PA solar rebate information:

Federal solar tax credit information:

We are meeting with Exact Solar this week so we can begin to determine how to substitute green energy in place of conventional power sources from utility companies.

Monday, February 22, 2010

In the last few months, a group of concerned citizens created a food club where local consumers can purchase food from local growers and producers. By supporting such a group, it helps our local economy, our local farmers and the environment.

A fellow master gardner, Rotarian and dear friend, Jim Schmitt, had joined the group and kindly shared the information with me. I promptly joined for only $100 and I have already enjoyed the fruits of my membership which included some delicious apple cider from Solebury Farms, delicious bread from Crossroads Bake Shop (they have the best bread and Italian cookies ever) and eggs from Ricks farm. There are regular meetings and you order online biweekly, then pick up your goodies the following week, currently at The Goddard School at The Farm.

If you would like more information, visit their website at

Sunday, February 21, 2010

Winter Blues

At last we have a bit warmer weather. There is still at least 8 inches of snow on the ground but the sun feels warm, the temperature is around 40 degrees and there is an approximate 15 mph wind out of the NW. We spot a flock of bluebirds in the meadow and 2 red tailed hawks swirl past.

It is finally warm enough to take a quick peek at our bees. We trudge through the snow following what looks like a fox trail through the snow that leads directly to the hives. A couple of bees greet us from the stronger hive. They haven’t touched much of the fondant we gave them months ago, there is a large bundle of bees near the top of the second hive body and they are milling around slowly, probably dazed by the sun and cool wind. After closing that hive, we head to the second hive, where it is very quiet. We find that they are all dead. There is no honey to be found and they must have starved. We are silent and sad. They originally were our stronger hive from which we collected over 30 lbs of honey in the spring. In the fall though we noticed their numbers were decreasing and they had not collected as much honey. They will be missed.

Picture from this site:

Thursday, February 11, 2010

White on White

The snow and winds intensified later in the day during our"Blizzard" creating a white on white scene.

Wednesday, February 10, 2010

A Winter Wonderland

After receiving almost a foot of snow over the weekend, 3 days later another snowstorm/blizzard has arrived bringing with it perhaps as much as 2 feet of snow. The area hasn’t seen this much snow since the 90’s. The snow is swirling, pelting and blowing horizontally at times.
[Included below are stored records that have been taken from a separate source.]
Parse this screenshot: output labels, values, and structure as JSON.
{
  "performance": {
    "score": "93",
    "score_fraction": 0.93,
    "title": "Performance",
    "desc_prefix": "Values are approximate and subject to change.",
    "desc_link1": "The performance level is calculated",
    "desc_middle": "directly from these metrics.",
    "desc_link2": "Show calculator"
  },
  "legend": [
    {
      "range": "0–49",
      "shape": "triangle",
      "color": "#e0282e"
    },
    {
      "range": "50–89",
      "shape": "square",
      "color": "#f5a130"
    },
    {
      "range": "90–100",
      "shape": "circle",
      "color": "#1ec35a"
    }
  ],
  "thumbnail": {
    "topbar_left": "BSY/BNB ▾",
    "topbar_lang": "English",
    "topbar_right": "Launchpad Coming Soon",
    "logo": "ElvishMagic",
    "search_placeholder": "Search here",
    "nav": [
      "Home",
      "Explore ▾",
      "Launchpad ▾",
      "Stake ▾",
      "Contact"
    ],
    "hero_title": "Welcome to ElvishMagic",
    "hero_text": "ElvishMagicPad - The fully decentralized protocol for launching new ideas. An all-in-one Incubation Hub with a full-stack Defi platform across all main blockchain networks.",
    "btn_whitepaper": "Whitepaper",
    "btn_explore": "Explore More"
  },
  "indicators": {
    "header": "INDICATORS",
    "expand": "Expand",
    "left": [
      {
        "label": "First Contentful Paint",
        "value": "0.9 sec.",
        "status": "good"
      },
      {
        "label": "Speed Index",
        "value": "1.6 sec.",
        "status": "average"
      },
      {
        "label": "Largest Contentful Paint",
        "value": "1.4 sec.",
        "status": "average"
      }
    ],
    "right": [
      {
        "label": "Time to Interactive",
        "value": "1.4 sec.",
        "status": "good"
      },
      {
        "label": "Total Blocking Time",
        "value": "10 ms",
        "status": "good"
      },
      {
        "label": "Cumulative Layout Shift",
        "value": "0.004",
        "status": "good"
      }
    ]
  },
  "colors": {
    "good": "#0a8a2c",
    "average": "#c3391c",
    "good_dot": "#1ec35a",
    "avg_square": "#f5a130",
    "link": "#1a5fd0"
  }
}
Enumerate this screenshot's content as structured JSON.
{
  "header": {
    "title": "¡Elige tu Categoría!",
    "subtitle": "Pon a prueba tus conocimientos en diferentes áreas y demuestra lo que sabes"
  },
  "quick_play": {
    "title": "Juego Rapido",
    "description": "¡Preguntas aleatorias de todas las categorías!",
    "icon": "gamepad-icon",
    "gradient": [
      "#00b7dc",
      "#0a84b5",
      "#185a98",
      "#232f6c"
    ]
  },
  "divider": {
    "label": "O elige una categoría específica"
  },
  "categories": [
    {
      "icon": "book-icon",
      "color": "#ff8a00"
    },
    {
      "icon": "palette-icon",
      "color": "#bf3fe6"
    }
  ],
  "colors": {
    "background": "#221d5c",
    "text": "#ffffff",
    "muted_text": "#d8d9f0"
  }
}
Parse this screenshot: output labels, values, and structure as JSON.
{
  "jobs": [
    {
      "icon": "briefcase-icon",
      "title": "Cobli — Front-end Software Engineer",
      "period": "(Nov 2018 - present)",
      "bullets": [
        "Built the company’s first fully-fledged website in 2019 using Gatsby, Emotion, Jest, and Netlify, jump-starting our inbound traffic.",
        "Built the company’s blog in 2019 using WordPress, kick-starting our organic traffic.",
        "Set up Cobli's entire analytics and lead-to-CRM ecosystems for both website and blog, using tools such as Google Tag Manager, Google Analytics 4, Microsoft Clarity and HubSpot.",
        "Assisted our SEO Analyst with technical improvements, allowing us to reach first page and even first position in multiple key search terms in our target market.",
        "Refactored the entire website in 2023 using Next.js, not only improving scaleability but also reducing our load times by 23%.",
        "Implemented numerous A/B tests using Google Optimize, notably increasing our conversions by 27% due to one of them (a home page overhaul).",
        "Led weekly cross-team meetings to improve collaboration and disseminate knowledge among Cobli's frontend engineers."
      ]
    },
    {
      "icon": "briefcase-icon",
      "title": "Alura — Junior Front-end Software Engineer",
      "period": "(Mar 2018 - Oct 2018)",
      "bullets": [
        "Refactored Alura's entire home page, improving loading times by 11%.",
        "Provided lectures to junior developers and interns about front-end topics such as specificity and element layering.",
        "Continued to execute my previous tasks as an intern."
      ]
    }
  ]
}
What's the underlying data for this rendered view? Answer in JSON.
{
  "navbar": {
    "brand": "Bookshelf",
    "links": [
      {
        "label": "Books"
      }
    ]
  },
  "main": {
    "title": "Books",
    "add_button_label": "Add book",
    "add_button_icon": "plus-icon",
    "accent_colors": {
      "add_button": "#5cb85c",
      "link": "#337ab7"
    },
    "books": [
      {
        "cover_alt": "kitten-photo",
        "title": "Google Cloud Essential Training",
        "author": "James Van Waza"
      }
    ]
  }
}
The birds have intensified their feeding at the bird feeders as they try to endure this challenging winter. This easy food provides a way for the birds to survive and conserve energy. They especially enjoy black oiled sunflower seeds and hearts which have a high meat to shell ratio and are high in fat. Millet, nuts and thistle are also good seed choices. Suet is especially enjoyed by insect eating birds such as the red-bellied woodpeckers and wrens.